Description of the task
Copy the data precisely, character for character, and leave out every picture.

Input records
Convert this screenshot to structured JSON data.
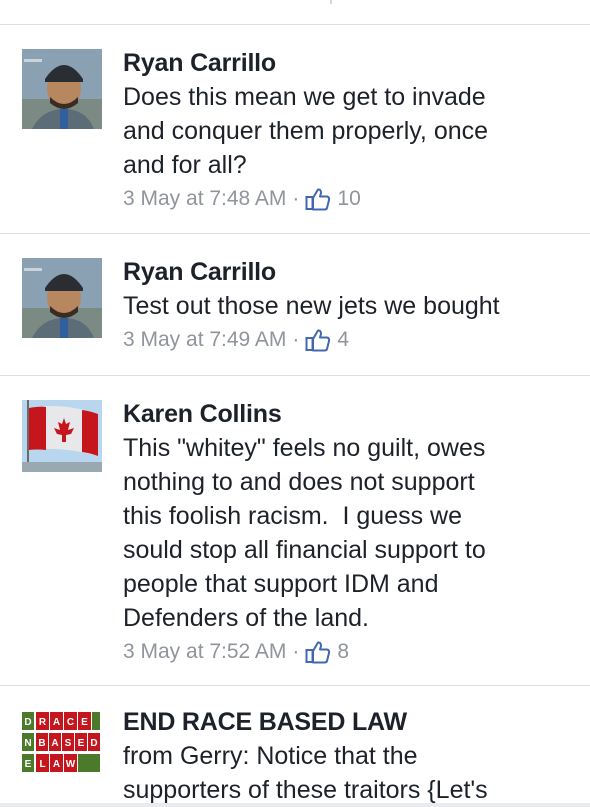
{
  "comments": [
    {
      "name": "Ryan Carrillo",
      "text": "Does this mean we get to invade\nand conquer them properly, once\nand for all?",
      "time": "3 May at 7:48 AM",
      "sep": "·",
      "likes": "10",
      "avatar": "man-beanie-avatar"
    },
    {
      "name": "Ryan Carrillo",
      "text": "Test out those new jets we bought",
      "time": "3 May at 7:49 AM",
      "sep": "·",
      "likes": "4",
      "avatar": "man-beanie-avatar"
    },
    {
      "name": "Karen Collins",
      "text": "This \"whitey\" feels no guilt, owes\nnothing to and does not support\nthis foolish racism.  I guess we\nsould stop all financial support to\npeople that support IDM and\nDefenders of the land.",
      "time": "3 May at 7:52 AM",
      "sep": "·",
      "likes": "8",
      "avatar": "canada-flag-avatar"
    },
    {
      "name": "END RACE BASED LAW",
      "text": "from Gerry: Notice that the\nsupporters of these traitors {Let's",
      "avatar": "end-race-based-law-logo",
      "logo": {
        "col": [
          "E",
          "N",
          "D"
        ],
        "row1": [
          "R",
          "A",
          "C",
          "E"
        ],
        "row2": [
          "B",
          "A",
          "S",
          "E",
          "D"
        ],
        "row3": [
          "L",
          "A",
          "W"
        ]
      }
    }
  ],
  "colors": {
    "name": "#1d2129",
    "meta": "#90949c",
    "like_icon": "#4267b2",
    "logo_red": "#c4161c",
    "logo_green": "#4a7a2a"
  }
}
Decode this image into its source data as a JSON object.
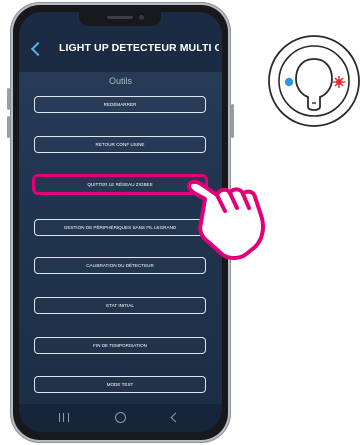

Result of the exercise
Convert this screenshot to structured JSON data.
{
  "comments": [
    {
      "name": "Ryan Carrillo",
      "text": "Does this mean we get to invade\nand conquer them properly, once\nand for all?",
      "time": "3 May at 7:48 AM",
      "sep": "·",
      "likes": "10",
      "avatar": "man-beanie-avatar"
    },
    {
      "name": "Ryan Carrillo",
      "text": "Test out those new jets we bought",
      "time": "3 May at 7:49 AM",
      "sep": "·",
      "likes": "4",
      "avatar": "man-beanie-avatar"
    },
    {
      "name": "Karen Collins",
      "text": "This \"whitey\" feels no guilt, owes\nnothing to and does not support\nthis foolish racism.  I guess we\nsould stop all financial support to\npeople that support IDM and\nDefenders of the land.",
      "time": "3 May at 7:52 AM",
      "sep": "·",
      "likes": "8",
      "avatar": "canada-flag-avatar"
    },
    {
      "name": "END RACE BASED LAW",
      "text": "from Gerry: Notice that the\nsupporters of these traitors {Let's",
      "avatar": "end-race-based-law-logo",
      "logo": {
        "col": [
          "E",
          "N",
          "D"
        ],
        "row1": [
          "R",
          "A",
          "C",
          "E"
        ],
        "row2": [
          "B",
          "A",
          "S",
          "E",
          "D"
        ],
        "row3": [
          "L",
          "A",
          "W"
        ]
      }
    }
  ],
  "colors": {
    "name": "#1d2129",
    "meta": "#90949c",
    "like_icon": "#4267b2",
    "logo_red": "#c4161c",
    "logo_green": "#4a7a2a"
  }
}
Decode this image into its source data as a JSON object.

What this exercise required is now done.